The first step is very simple. AddressBook has an array which contains all our contacts. We will not use attr_accessor because we don't want the user to access this array directly. We will write our own access methods.

 class AddressBook def initialize # Empty array. @persons = [] end end

 class AddressBook def initialize @persons = [] end def add(person) @persons += [person] end def remove(person) # Use Array#delete @persons.delete(person) end end

The Array#delete method will delete all the entries that match the given input. For example:

 >> a = [ 1, 3, 3, 3, 3, 5] => [1, 3, 3, 3, 3, 5] >> a.delete(3) => 3 >> a => [1, 5]

Since @persons is an array, we can use Array#delete

# Automatic sorting

Now we are going to add a very neat feature to our AddressBook class: automatic sorting. What I mean by that is what when you type:

All the entries will be sorted automatically. This feature makes our class much better than a regular array. Now, let's look at this task one step at a time.

### How do we sort an array?

We want to sort the array alphabetically by first name, then last.

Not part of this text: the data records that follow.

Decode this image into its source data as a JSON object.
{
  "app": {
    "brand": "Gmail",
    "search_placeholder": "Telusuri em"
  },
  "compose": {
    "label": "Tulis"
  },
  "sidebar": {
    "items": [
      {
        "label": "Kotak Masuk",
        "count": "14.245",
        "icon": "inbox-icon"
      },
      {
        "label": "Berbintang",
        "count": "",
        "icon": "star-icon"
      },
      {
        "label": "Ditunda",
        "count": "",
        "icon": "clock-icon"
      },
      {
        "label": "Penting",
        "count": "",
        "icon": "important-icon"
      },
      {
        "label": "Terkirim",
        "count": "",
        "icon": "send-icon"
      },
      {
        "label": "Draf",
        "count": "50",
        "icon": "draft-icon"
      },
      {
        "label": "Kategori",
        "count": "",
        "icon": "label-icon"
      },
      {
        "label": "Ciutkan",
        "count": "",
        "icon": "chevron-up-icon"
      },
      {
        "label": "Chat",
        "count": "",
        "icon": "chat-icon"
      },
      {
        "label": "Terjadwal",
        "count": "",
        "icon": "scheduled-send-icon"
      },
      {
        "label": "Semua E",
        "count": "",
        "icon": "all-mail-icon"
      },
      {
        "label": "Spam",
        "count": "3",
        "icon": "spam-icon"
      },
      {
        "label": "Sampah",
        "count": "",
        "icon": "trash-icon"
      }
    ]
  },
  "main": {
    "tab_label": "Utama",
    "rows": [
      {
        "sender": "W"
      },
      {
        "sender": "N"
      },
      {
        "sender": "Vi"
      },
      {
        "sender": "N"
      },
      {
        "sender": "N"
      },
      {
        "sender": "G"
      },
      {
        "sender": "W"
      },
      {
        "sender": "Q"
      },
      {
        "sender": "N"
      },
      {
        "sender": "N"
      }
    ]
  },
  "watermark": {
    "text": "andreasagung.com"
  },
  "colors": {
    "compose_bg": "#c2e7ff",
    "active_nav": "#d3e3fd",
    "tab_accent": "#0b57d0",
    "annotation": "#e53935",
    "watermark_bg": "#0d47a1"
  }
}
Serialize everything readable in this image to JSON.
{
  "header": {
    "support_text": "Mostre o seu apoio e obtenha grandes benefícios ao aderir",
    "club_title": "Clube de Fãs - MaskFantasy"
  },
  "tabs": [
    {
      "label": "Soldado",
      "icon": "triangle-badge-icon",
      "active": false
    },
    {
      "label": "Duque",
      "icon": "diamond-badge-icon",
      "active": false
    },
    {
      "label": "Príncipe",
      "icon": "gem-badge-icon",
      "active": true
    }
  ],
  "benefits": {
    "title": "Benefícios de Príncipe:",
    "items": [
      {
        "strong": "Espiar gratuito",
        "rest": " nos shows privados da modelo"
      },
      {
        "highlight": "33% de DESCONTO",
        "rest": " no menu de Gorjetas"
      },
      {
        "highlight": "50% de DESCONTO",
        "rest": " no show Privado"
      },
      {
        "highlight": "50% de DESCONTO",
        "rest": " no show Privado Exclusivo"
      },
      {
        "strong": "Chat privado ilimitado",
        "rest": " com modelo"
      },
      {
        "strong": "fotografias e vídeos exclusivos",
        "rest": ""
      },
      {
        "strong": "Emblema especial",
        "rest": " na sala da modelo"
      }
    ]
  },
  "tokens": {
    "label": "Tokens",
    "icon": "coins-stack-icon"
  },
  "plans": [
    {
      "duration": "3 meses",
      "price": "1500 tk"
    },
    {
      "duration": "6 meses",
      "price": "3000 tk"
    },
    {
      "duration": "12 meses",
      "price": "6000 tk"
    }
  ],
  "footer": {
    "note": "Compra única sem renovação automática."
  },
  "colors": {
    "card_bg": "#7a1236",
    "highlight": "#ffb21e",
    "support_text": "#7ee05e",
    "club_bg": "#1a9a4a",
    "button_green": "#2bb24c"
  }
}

In the section Sorting the addressbook had something like this:

 # p_a == "person a" addressbook.sort do |p_a, p_b| p_a["first name"] <=> p_b["first name"] end

 @persons.sort do |a, b| a.first_name <=> b.first_name end

If you did the exercises of this section, you also know how to sort by full names. Here is one way to do it:

 @persons.sort do |a, b| if a.first_name == b.first_name a.last_name <=> b.last_name else a.first_name <=> b.first_name end end

If the first names are the same, we compare the last names. Otherwise, we compare the first names.

### Simplifying things.

The basis of simplification is to divide the problem into smaller components. Let's start by putting the code block in a method:

 def by_name(a,b) if a.first_name == b.first_name a.last_name <=> b.last_name else a.first_name <=> b.first_name end end

Now we can write:

 @persons.sort do |a, b| by_name(a,b) end

This is much shorter. Now, you will learn something about code blocks. In addition to the notation:

 @persons.sort do |a, b| ... end

You can also write:

 @persons.sort { |a, b| ... }

The two notations mean exactly the same thing. The difference is that the do...end notation is more clear, and the {...} notation is shorter. But the sort notation means that you can write:

 @persons.sort { |a, b| by_name(a,b) }

You can almost read this as "sort by name". This is very readable code. I suggest that, for now, you only use the {...} notation when you can put everything in one line.

### Finishing off

Now it's time to put this into our AddressBook class and and implement our auto-sort feature.

 class AddressBook def add(person) @persons += [person] @persons = @persons.sort{|a,b| by_name(a,b)} end def by_name(a,b) if a.first_name == b.first_name a.last_name <=> b.last_name else a.first_name <=> b.first_name end end end